Esquiú’s parents, Santiago and Maria de las Nieves, and his siblings Rosa, Odorico, Marcelina, Justa and Josefa, formed a simple, hard-working, humble family: “There were six of us fortunate children of these tender parents who, without wealth and in the humble state of farmers, were very happy in the tranquility of their virtue and in the sweetness of a life devoted to their family and to God”.
As a priest, he distinguished himself in preaching, a ministry for which he was appreciated not only in ecclesiastical circles but also in political ones. He was an instant sensation at a time where news traveled by horse-drawn carriages instead of internet, and his remarks from the pulpit, through which he reached the hearts of the people in a simple and direct way, made him the confessor of choice for both the wealthy and the humble. Congress, parishes and cloistered convents in the region all wanted for him to lead them in meditation, particularly after he delivered the speech that sealed the deal of Argentina’s Constitution.

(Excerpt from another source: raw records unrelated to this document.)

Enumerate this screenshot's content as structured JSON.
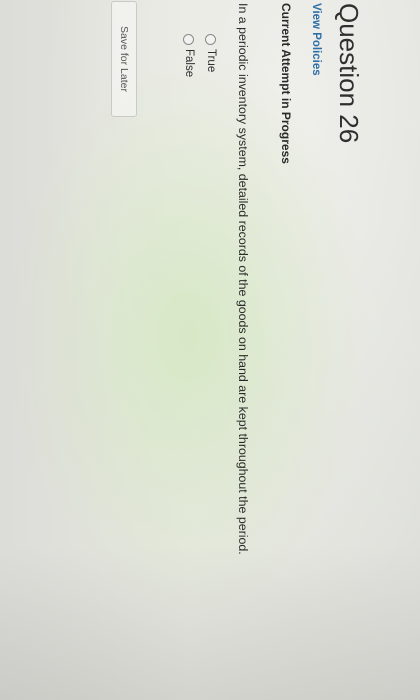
{
  "question": {
    "title": "Question 26",
    "view_policies_link": "View Policies",
    "attempt_status": "Current Attempt in Progress",
    "prompt": "In a periodic inventory system, detailed records of the goods on hand are kept throughout the period.",
    "options": [
      {
        "label": "True",
        "selected": false
      },
      {
        "label": "False",
        "selected": false
      }
    ],
    "save_button": "Save for Later"
  },
  "colors": {
    "link": "#2f6fa8",
    "text": "#2a2a2a"
  }
}
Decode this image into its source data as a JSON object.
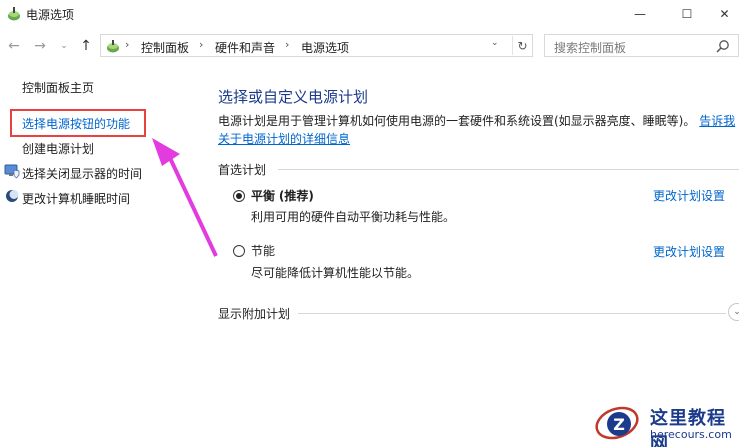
{
  "window": {
    "title": "电源选项",
    "minimize": "—",
    "maximize": "☐",
    "close": "✕"
  },
  "nav": {
    "back": "←",
    "forward": "→",
    "recent": "⌄",
    "up": "↑",
    "breadcrumbs": [
      "控制面板",
      "硬件和声音",
      "电源选项"
    ],
    "separator": "›",
    "refresh": "↻",
    "search_placeholder": "搜索控制面板"
  },
  "sidebar": {
    "items": [
      {
        "label": "控制面板主页"
      },
      {
        "label": "选择电源按钮的功能"
      },
      {
        "label": "创建电源计划"
      },
      {
        "label": "选择关闭显示器的时间"
      },
      {
        "label": "更改计算机睡眠时间"
      }
    ]
  },
  "main": {
    "title": "选择或自定义电源计划",
    "description_line1": "电源计划是用于管理计算机如何使用电源的一套硬件和系统设置(如显示器亮度、睡眠等)。",
    "description_link_a": "告诉我",
    "description_link_b": "关于电源计划的详细信息",
    "preferred_section": "首选计划",
    "plans": [
      {
        "name": "平衡",
        "tag": "(推荐)",
        "desc": "利用可用的硬件自动平衡功耗与性能。",
        "settings": "更改计划设置",
        "selected": true
      },
      {
        "name": "节能",
        "tag": "",
        "desc": "尽可能降低计算机性能以节能。",
        "settings": "更改计划设置",
        "selected": false
      }
    ],
    "additional_section": "显示附加计划",
    "expand": "⌄"
  },
  "watermark": {
    "title": "这里教程网",
    "url": "herecours.com"
  },
  "colors": {
    "link": "#0066cc",
    "title": "#1b3a8a",
    "highlight": "#e8413f",
    "arrow": "#e23be0"
  }
}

In a spirit of service and evangelization, between 1855 and 1862, Esquiú also accepted to play an active political role, as deputy and member of the Government Council of Catamarca. At his own request, he was sent as a missionary to Bolivia in 1862, and in 1870 the pope tried to appoint him as bishop of Buenos Aires- the see that Pope Francis led when he was still Cardinal Jorge Mario Bergoglio.

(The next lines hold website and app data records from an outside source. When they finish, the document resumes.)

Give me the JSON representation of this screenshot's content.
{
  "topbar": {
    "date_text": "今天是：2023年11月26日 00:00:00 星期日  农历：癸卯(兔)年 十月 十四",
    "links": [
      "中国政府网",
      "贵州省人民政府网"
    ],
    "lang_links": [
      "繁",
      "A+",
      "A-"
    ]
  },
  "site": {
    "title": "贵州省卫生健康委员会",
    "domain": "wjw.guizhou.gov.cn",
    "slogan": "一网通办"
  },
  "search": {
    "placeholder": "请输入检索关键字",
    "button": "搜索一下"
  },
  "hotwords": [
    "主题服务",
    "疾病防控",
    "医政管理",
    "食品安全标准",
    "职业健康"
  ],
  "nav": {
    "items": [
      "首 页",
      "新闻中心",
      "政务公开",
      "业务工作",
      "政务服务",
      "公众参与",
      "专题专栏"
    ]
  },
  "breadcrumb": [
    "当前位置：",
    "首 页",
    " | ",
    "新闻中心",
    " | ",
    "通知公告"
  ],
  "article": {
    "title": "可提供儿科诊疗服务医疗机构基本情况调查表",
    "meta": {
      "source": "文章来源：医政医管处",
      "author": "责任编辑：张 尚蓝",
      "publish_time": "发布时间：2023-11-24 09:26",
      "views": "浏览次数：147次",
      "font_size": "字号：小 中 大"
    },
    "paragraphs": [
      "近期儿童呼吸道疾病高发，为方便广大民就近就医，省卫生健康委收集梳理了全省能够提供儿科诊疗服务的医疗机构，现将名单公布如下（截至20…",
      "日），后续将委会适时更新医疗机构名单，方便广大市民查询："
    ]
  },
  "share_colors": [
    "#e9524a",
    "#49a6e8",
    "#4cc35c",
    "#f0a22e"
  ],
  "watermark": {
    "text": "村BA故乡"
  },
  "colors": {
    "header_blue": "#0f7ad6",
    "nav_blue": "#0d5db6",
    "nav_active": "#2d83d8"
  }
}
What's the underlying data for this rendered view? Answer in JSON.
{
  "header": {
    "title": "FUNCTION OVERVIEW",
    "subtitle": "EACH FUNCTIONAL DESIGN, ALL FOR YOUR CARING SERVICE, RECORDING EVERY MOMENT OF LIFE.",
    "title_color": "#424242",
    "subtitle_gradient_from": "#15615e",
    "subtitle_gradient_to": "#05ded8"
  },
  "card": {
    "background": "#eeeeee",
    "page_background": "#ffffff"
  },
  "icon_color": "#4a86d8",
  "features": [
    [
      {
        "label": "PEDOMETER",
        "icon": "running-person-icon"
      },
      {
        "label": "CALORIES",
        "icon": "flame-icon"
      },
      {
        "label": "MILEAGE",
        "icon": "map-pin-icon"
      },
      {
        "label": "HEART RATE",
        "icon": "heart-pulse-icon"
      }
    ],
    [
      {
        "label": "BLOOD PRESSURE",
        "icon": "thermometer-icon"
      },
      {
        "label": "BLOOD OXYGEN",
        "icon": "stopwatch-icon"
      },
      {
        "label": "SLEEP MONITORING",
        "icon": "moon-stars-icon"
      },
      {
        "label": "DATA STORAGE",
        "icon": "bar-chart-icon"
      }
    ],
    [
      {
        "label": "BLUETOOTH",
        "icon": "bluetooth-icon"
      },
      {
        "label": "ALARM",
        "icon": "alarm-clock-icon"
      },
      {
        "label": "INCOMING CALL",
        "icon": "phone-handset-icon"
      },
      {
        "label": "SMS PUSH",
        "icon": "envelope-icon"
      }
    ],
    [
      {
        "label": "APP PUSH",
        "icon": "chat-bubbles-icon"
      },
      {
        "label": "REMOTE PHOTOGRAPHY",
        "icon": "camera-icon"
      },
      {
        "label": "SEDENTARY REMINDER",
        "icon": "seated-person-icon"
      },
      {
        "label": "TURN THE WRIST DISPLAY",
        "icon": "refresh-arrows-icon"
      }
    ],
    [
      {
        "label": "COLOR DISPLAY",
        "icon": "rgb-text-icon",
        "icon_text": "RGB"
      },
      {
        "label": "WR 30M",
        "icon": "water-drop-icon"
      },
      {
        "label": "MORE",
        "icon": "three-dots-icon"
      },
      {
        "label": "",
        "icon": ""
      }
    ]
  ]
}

The blessed-to-be considered himself unworthy to serve as a bishop, and virtually fled the country on a pilgrimage to the Holy Land, Rome and Assisi. He wished to remain in Jerusalem until the end of his days, but out of obedience returned to his homeland.
“Jerusalem, I wished to end my days in the sad and solemn shadow of your ruins; but the Lord, your King did not want it and I had to return where I was honored without any merit,” he wrote in his diary.

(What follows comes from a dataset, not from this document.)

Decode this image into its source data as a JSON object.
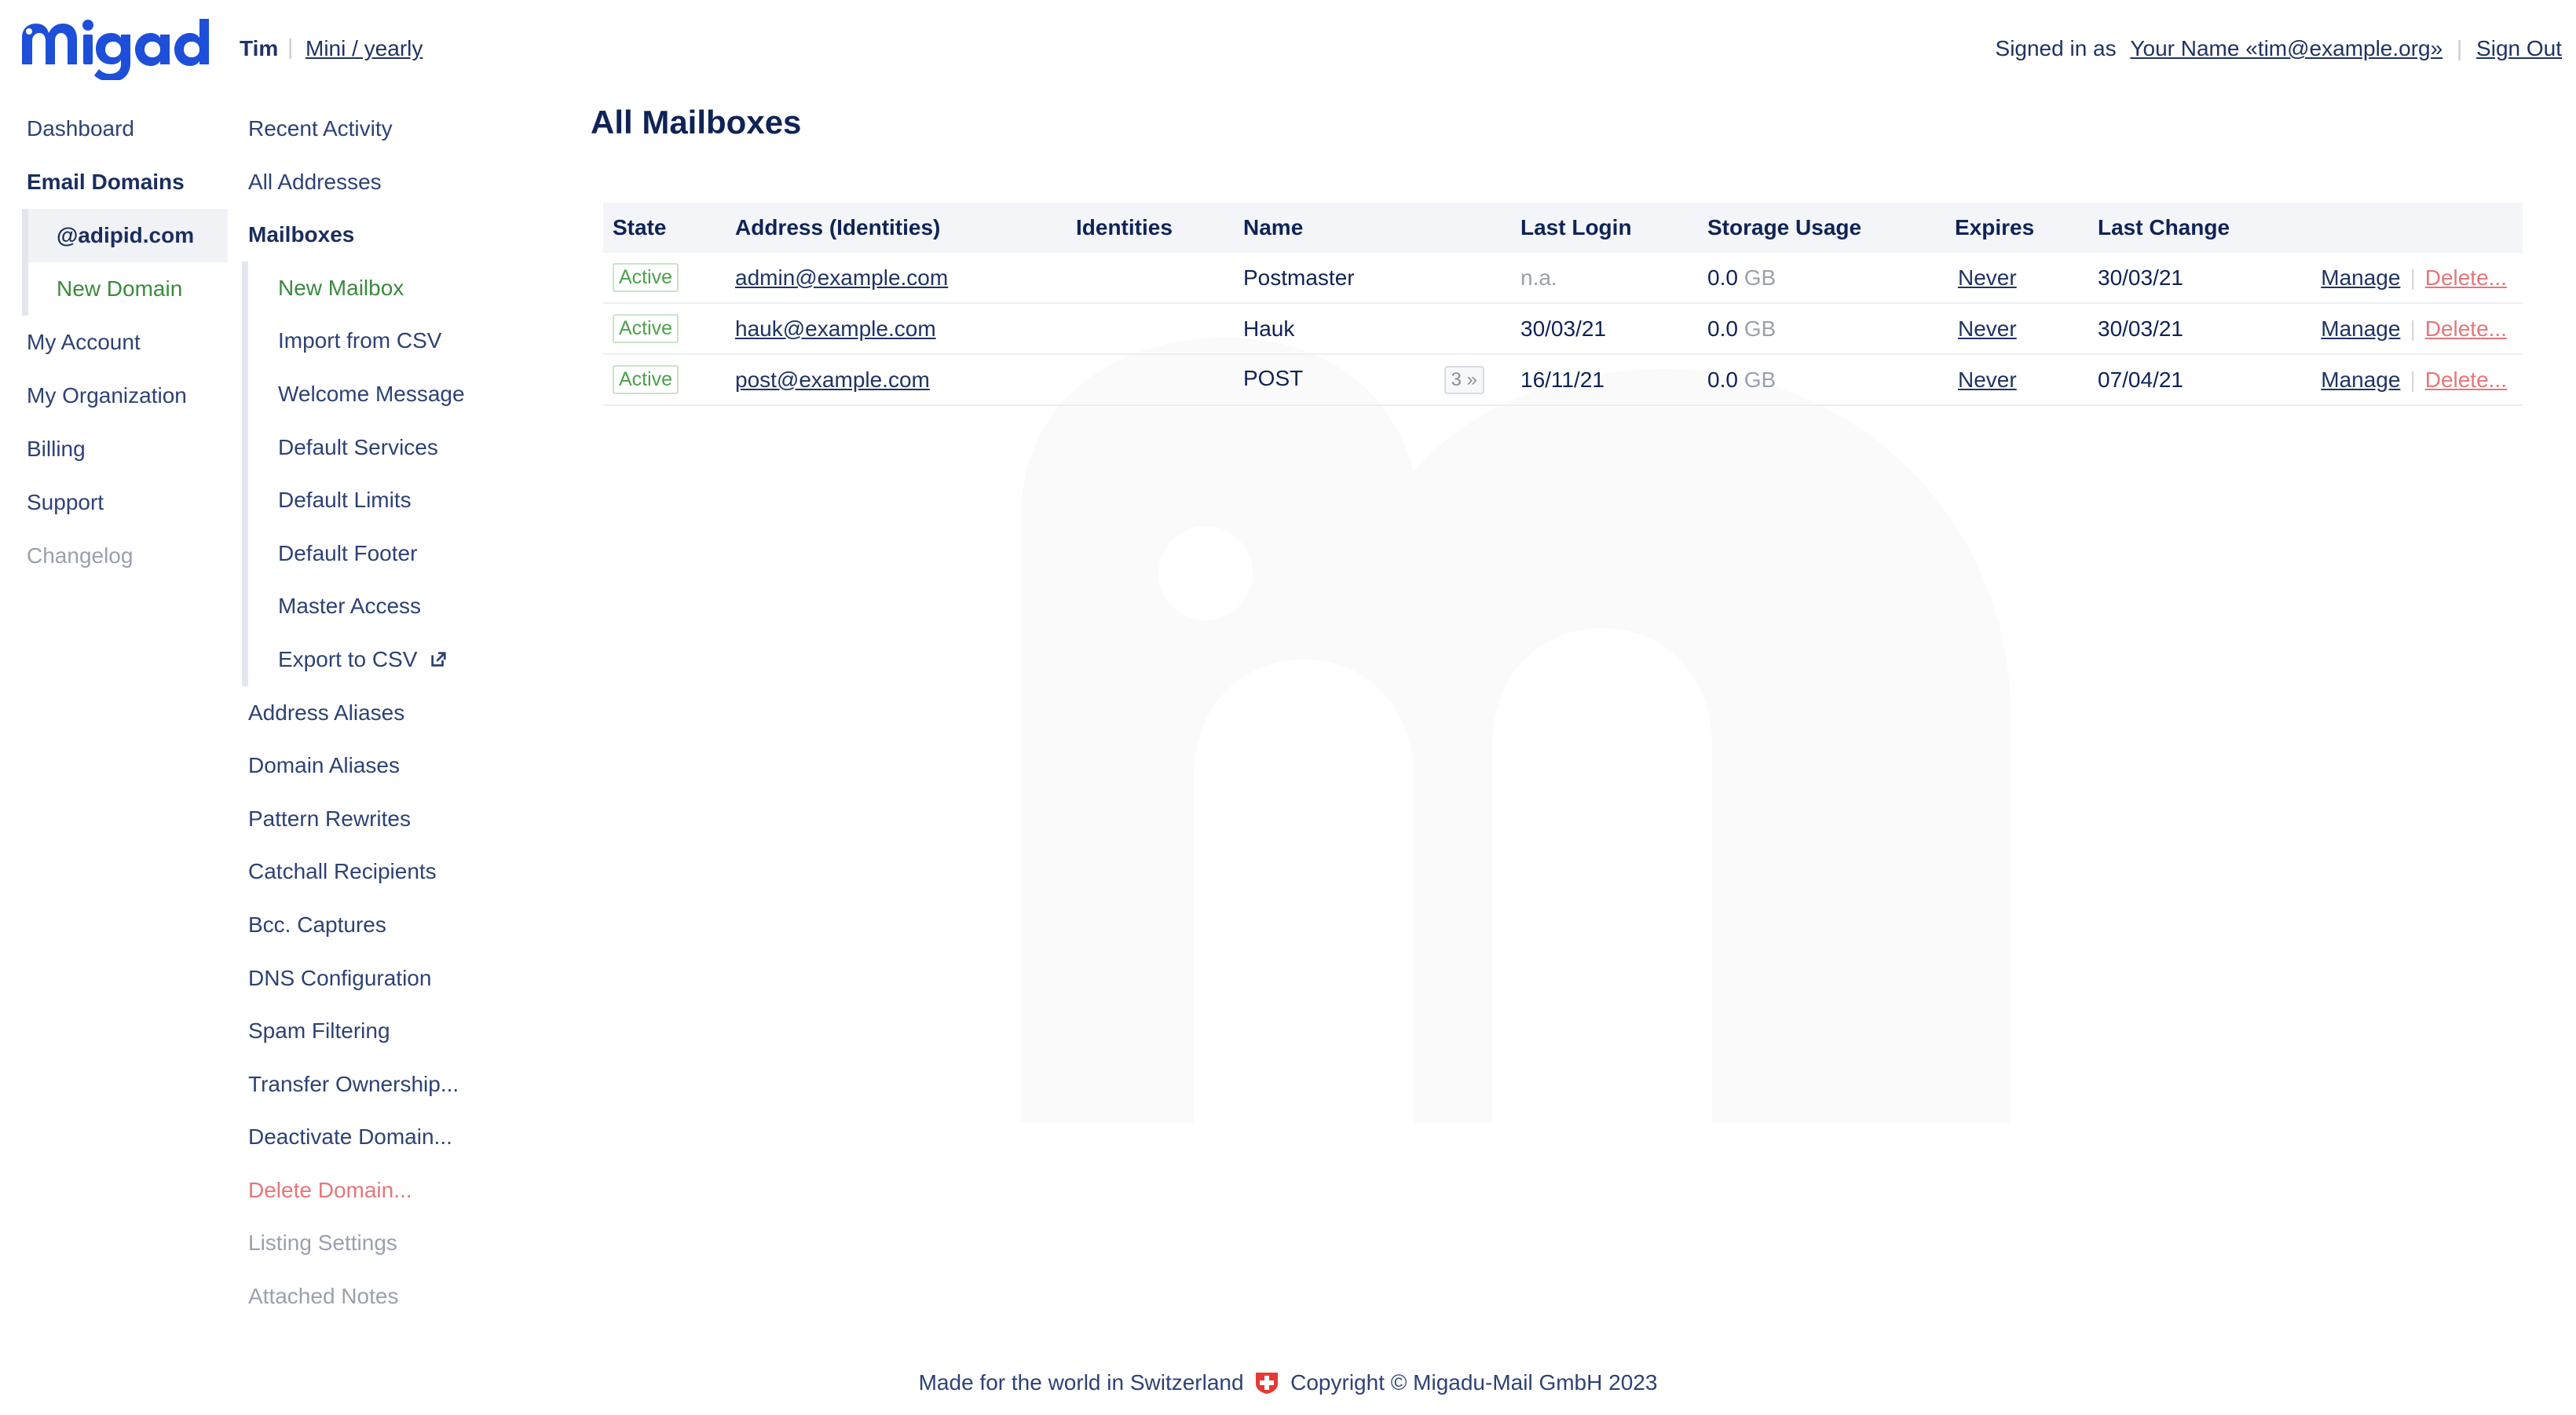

In 1879, the pope once again chose him for the episcopacy, this time of Cordoba. He tried to refuse, but the papal representative in the country wouldn’t hear of it.
Esquiú is described as charitable and generous in every need, zealous in his ministry, meek and humble in his expression, poor to the maximum and sacrificing. He’s also known for having led an intense pastoral activity and for proposing holiness as the heart of priestly life and Christian commitment.
His mortal remains rest in the Cathedral of Cordoba, where he died four years after being appointed bishop. His uncorrupted heart was kept in the Franciscan convent in Catamarca, but it has been missing since 2008, when it was stolen.
“Although overshadowed by a secular sensibility, he can be considered a figure of the first order in the institutional organization of the Argentine Nation, whose foundations he contributed to cement,” Church historian Roberto Bosca told Crux in 2020, after Francis approved the decree for his beatification.
“He did not write great political works or hold high office: his influence was quieter, but also more profound because it constitutes a deep thought inside the consciences. We are immersed in the din, but the most important thing is not what makes more noise,” Bosca said.
Speaking from Catamarca on the eve of the beatification, Father Máximo Jurcinovic, spokesman of Argentina’s bishops’ conference told Crux that as a man who “preached in almost all the churches and chapels of Cordoba, as well as monasteries, hospitals and prisons,” he embodied the idea of a “Church that goes out,” a paradigm change so asked for by Pope Francis.
“The motto that accompanies this beatification is precisely ‘Fray Mamerto Esquiú pilgrim, shepherd, and testimony of unity,’ something which our Argentina needs so much,” he said. “From the bosom of his family he cultivated a deep love for unity, and as a man with a pastor’s heart who was a pilgrim, he was evidently aware that to live unity, we have to be open to encountering others there where they are.”
Follow Inés San Martín on Twitter: @inesanma